Exercise goal >>
Restate the entries below in full, exactly as they read, but without pictures.

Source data
□ □ □ □

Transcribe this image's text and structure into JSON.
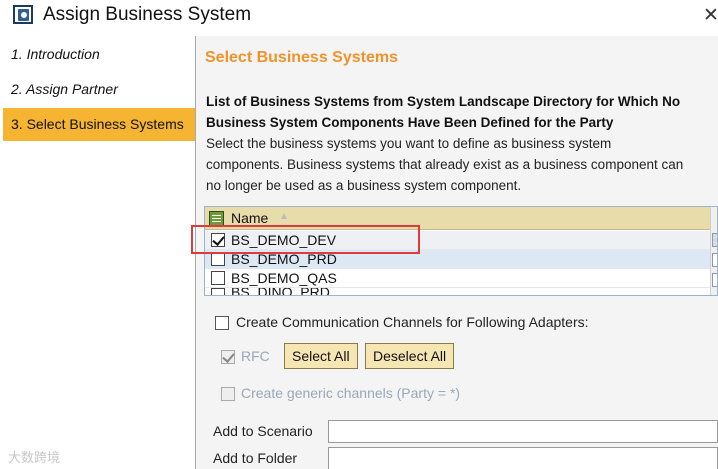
{
  "window": {
    "title": "Assign Business System",
    "close_label": "✕"
  },
  "nav": {
    "items": [
      {
        "label": "1. Introduction"
      },
      {
        "label": "2. Assign Partner"
      },
      {
        "label": "3. Select Business Systems"
      }
    ],
    "active_index": 2
  },
  "content": {
    "section_title": "Select Business Systems",
    "description_bold": "List of Business Systems from System Landscape Directory for Which No Business System Components Have Been Defined for the Party",
    "description_lines": [
      "Select the business systems you want to define as business system",
      "components. Business systems that already exist as a business component can",
      "no longer be used as a business system component."
    ]
  },
  "table": {
    "column_header": "Name",
    "sort_icon": "sort-ascending-icon",
    "rows": [
      {
        "label": "BS_DEMO_DEV",
        "checked": true
      },
      {
        "label": "BS_DEMO_PRD",
        "checked": false
      },
      {
        "label": "BS_DEMO_QAS",
        "checked": false
      },
      {
        "label": "BS_DINO_PRD",
        "checked": false
      }
    ]
  },
  "options": {
    "create_channels_label": "Create Communication Channels for Following Adapters:",
    "create_channels_checked": false,
    "rfc_label": "RFC",
    "rfc_checked": true,
    "select_all_label": "Select All",
    "deselect_all_label": "Deselect All",
    "generic_channels_label": "Create generic channels (Party = *)",
    "generic_channels_checked": false
  },
  "fields": {
    "scenario_label": "Add to Scenario",
    "scenario_value": "",
    "folder_label": "Add to Folder",
    "folder_value": ""
  },
  "watermark": "大数跨境",
  "colors": {
    "accent_orange": "#f0932b",
    "nav_active": "#f5b432",
    "table_header": "#e8dcab",
    "button_bg": "#f5e6b4",
    "highlight_red": "#e03a3a"
  }
}
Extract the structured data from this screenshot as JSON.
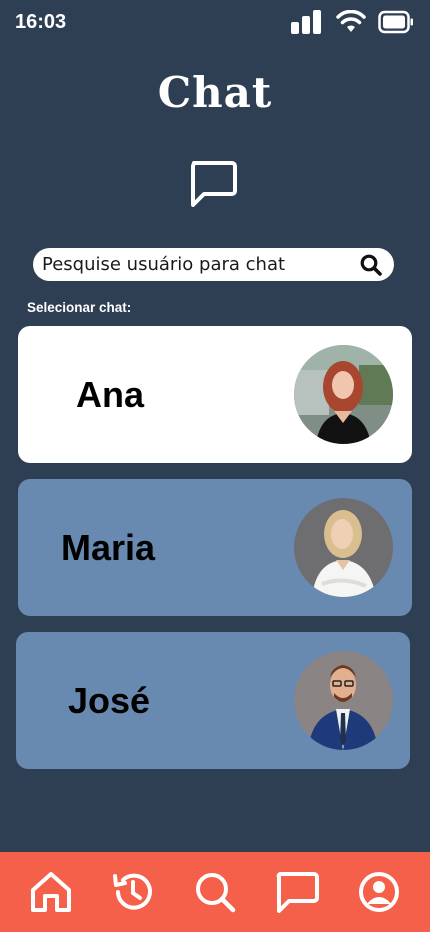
{
  "status_bar": {
    "time": "16:03",
    "icons": [
      "signal-icon",
      "wifi-icon",
      "battery-icon"
    ]
  },
  "header": {
    "title": "Chat",
    "icon": "chat-bubble-icon"
  },
  "search": {
    "placeholder": "Pesquise usuário para chat",
    "icon": "search-icon"
  },
  "chat_list": {
    "label": "Selecionar  chat:",
    "items": [
      {
        "name": "Ana",
        "selected": true,
        "avatar": "avatar-ana"
      },
      {
        "name": "Maria",
        "selected": false,
        "avatar": "avatar-maria"
      },
      {
        "name": "José",
        "selected": false,
        "avatar": "avatar-jose"
      }
    ]
  },
  "bottom_nav": {
    "items": [
      "home-icon",
      "history-icon",
      "search-icon",
      "chat-icon",
      "profile-icon"
    ]
  },
  "colors": {
    "background": "#2e3e53",
    "card_selected": "#ffffff",
    "card_default": "#6889b0",
    "nav_bar": "#f4604a"
  }
}
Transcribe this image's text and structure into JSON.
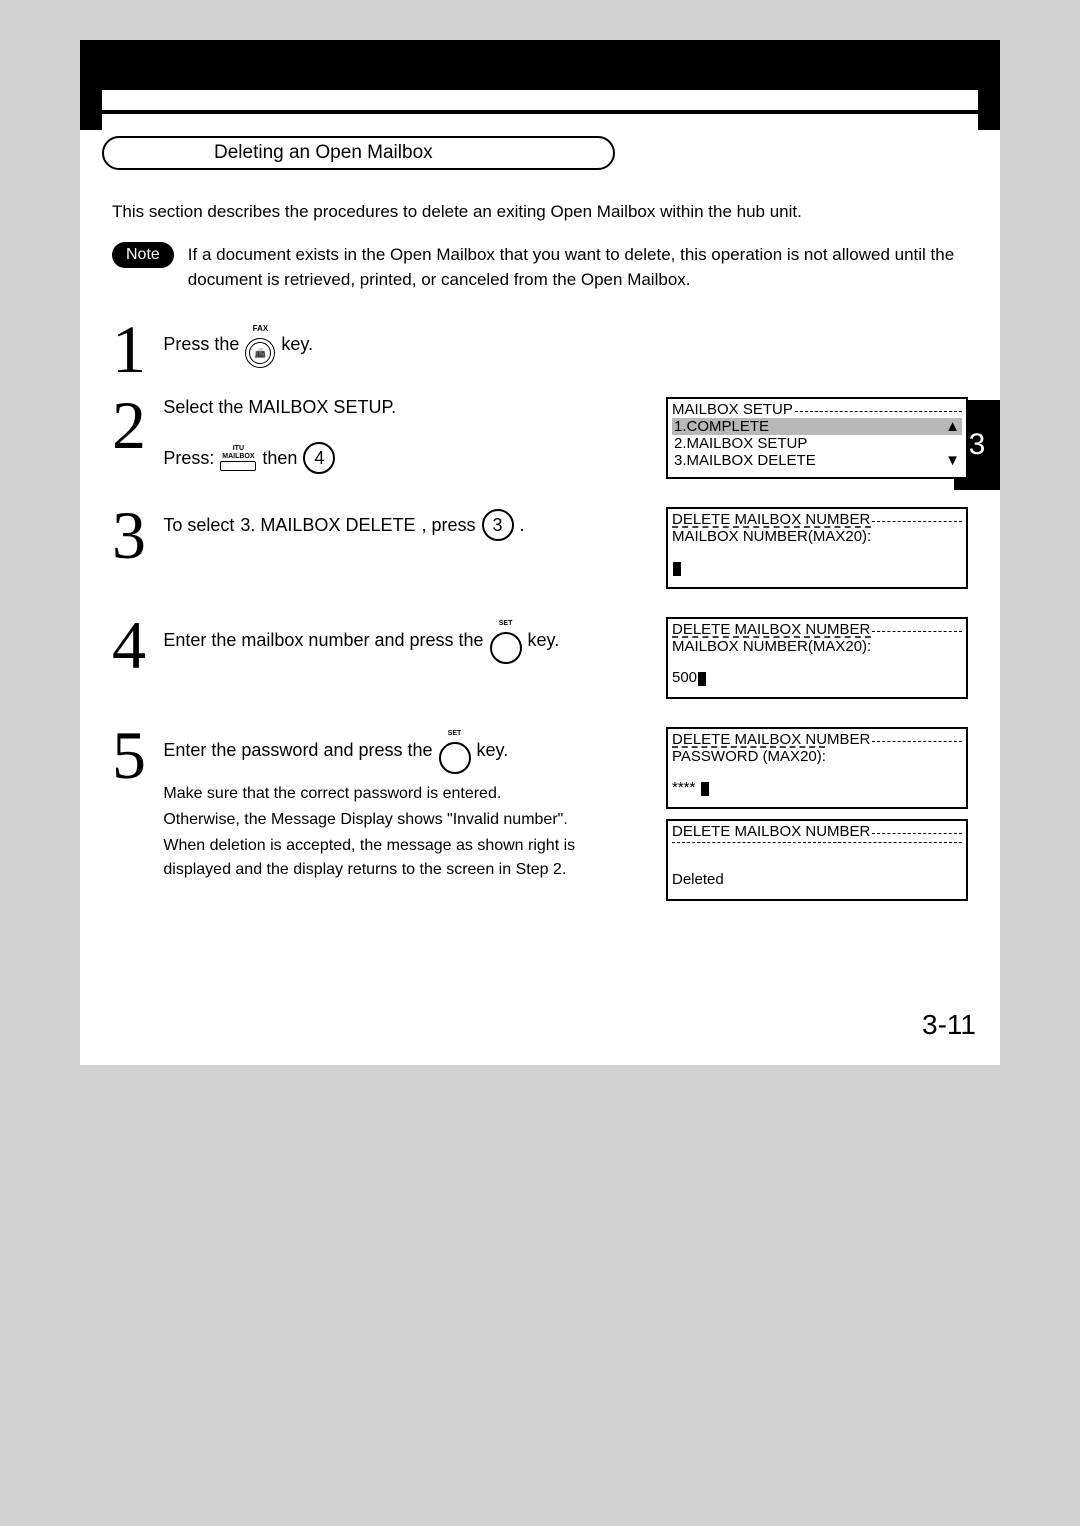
{
  "section_title": "Deleting an Open Mailbox",
  "intro": "This section describes the procedures to delete an exiting Open Mailbox within the hub unit.",
  "note_label": "Note",
  "note_text": "If a document exists in the Open Mailbox that you want to delete, this operation is not allowed until the document is retrieved, printed, or canceled from the Open Mailbox.",
  "chapter_tab": "3",
  "page_number": "3-11",
  "fax_label": "FAX",
  "itu_label": "ITU",
  "mailbox_label": "MAILBOX",
  "set_label": "SET",
  "steps": {
    "s1": {
      "text_a": "Press the",
      "text_b": "key."
    },
    "s2": {
      "text_a": "Select the MAILBOX SETUP.",
      "text_b": "Press:",
      "text_c": "then",
      "key": "4"
    },
    "s3": {
      "text_a": "To select",
      "text_b": "3. MAILBOX DELETE",
      "text_c": ", press",
      "key": "3",
      "text_d": "."
    },
    "s4": {
      "text_a": "Enter the mailbox number and press the",
      "text_b": "key."
    },
    "s5": {
      "text_a": "Enter the password and press the",
      "text_b": "key.",
      "note1": "Make sure that the correct password is entered.",
      "note2": "Otherwise, the Message Display shows \"Invalid number\".",
      "note3": "When deletion is accepted, the message as shown right is displayed and the display returns to the screen in Step 2."
    }
  },
  "lcd": {
    "a": {
      "title": "MAILBOX SETUP",
      "l1": "1.COMPLETE",
      "l2": "2.MAILBOX SETUP",
      "l3": "3.MAILBOX DELETE",
      "up": "▲",
      "down": "▼"
    },
    "b": {
      "title": "DELETE MAILBOX NUMBER",
      "l1": "MAILBOX NUMBER(MAX20):"
    },
    "c": {
      "title": "DELETE MAILBOX NUMBER",
      "l1": "MAILBOX NUMBER(MAX20):",
      "val": "500"
    },
    "d": {
      "title": "DELETE MAILBOX NUMBER",
      "l1": "PASSWORD (MAX20):",
      "val": "****"
    },
    "e": {
      "title": "DELETE MAILBOX NUMBER",
      "val": "Deleted"
    }
  }
}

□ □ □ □

Exercise answer >>
Transcribe this image's text and structure into JSON.
{
  "window": {
    "title": "Assign Business System",
    "close_label": "✕"
  },
  "nav": {
    "items": [
      {
        "label": "1. Introduction"
      },
      {
        "label": "2. Assign Partner"
      },
      {
        "label": "3. Select Business Systems"
      }
    ],
    "active_index": 2
  },
  "content": {
    "section_title": "Select Business Systems",
    "description_bold": "List of Business Systems from System Landscape Directory for Which No Business System Components Have Been Defined for the Party",
    "description_lines": [
      "Select the business systems you want to define as business system",
      "components. Business systems that already exist as a business component can",
      "no longer be used as a business system component."
    ]
  },
  "table": {
    "column_header": "Name",
    "sort_icon": "sort-ascending-icon",
    "rows": [
      {
        "label": "BS_DEMO_DEV",
        "checked": true
      },
      {
        "label": "BS_DEMO_PRD",
        "checked": false
      },
      {
        "label": "BS_DEMO_QAS",
        "checked": false
      },
      {
        "label": "BS_DINO_PRD",
        "checked": false
      }
    ]
  },
  "options": {
    "create_channels_label": "Create Communication Channels for Following Adapters:",
    "create_channels_checked": false,
    "rfc_label": "RFC",
    "rfc_checked": true,
    "select_all_label": "Select All",
    "deselect_all_label": "Deselect All",
    "generic_channels_label": "Create generic channels (Party = *)",
    "generic_channels_checked": false
  },
  "fields": {
    "scenario_label": "Add to Scenario",
    "scenario_value": "",
    "folder_label": "Add to Folder",
    "folder_value": ""
  },
  "watermark": "大数跨境",
  "colors": {
    "accent_orange": "#f0932b",
    "nav_active": "#f5b432",
    "table_header": "#e8dcab",
    "button_bg": "#f5e6b4",
    "highlight_red": "#e03a3a"
  }
}
Extract the structured data from this screenshot as JSON.
{
  "status_bar": {
    "time": "16:03",
    "icons": [
      "signal-icon",
      "wifi-icon",
      "battery-icon"
    ]
  },
  "header": {
    "title": "Chat",
    "icon": "chat-bubble-icon"
  },
  "search": {
    "placeholder": "Pesquise usuário para chat",
    "icon": "search-icon"
  },
  "chat_list": {
    "label": "Selecionar  chat:",
    "items": [
      {
        "name": "Ana",
        "selected": true,
        "avatar": "avatar-ana"
      },
      {
        "name": "Maria",
        "selected": false,
        "avatar": "avatar-maria"
      },
      {
        "name": "José",
        "selected": false,
        "avatar": "avatar-jose"
      }
    ]
  },
  "bottom_nav": {
    "items": [
      "home-icon",
      "history-icon",
      "search-icon",
      "chat-icon",
      "profile-icon"
    ]
  },
  "colors": {
    "background": "#2e3e53",
    "card_selected": "#ffffff",
    "card_default": "#6889b0",
    "nav_bar": "#f4604a"
  }
}
Transcribe this image's text and structure into JSON.
{
  "section_title": "Deleting an Open Mailbox",
  "intro": "This section describes the procedures to delete an exiting Open Mailbox within the hub unit.",
  "note_label": "Note",
  "note_text": "If a document exists in the Open Mailbox that you want to delete, this operation is not allowed until the document is retrieved, printed, or canceled from the Open Mailbox.",
  "chapter_tab": "3",
  "page_number": "3-11",
  "fax_label": "FAX",
  "itu_label": "ITU",
  "mailbox_label": "MAILBOX",
  "set_label": "SET",
  "steps": {
    "s1": {
      "text_a": "Press the",
      "text_b": "key."
    },
    "s2": {
      "text_a": "Select the MAILBOX SETUP.",
      "text_b": "Press:",
      "text_c": "then",
      "key": "4"
    },
    "s3": {
      "text_a": "To select",
      "text_b": "3. MAILBOX DELETE",
      "text_c": ", press",
      "key": "3",
      "text_d": "."
    },
    "s4": {
      "text_a": "Enter the mailbox number and press the",
      "text_b": "key."
    },
    "s5": {
      "text_a": "Enter the password and press the",
      "text_b": "key.",
      "note1": "Make sure that the correct password is entered.",
      "note2": "Otherwise, the Message Display shows \"Invalid number\".",
      "note3": "When deletion is accepted, the message as shown right is displayed and the display returns to the screen in Step 2."
    }
  },
  "lcd": {
    "a": {
      "title": "MAILBOX SETUP",
      "l1": "1.COMPLETE",
      "l2": "2.MAILBOX SETUP",
      "l3": "3.MAILBOX DELETE",
      "up": "▲",
      "down": "▼"
    },
    "b": {
      "title": "DELETE MAILBOX NUMBER",
      "l1": "MAILBOX NUMBER(MAX20):"
    },
    "c": {
      "title": "DELETE MAILBOX NUMBER",
      "l1": "MAILBOX NUMBER(MAX20):",
      "val": "500"
    },
    "d": {
      "title": "DELETE MAILBOX NUMBER",
      "l1": "PASSWORD (MAX20):",
      "val": "****"
    },
    "e": {
      "title": "DELETE MAILBOX NUMBER",
      "val": "Deleted"
    }
  }
}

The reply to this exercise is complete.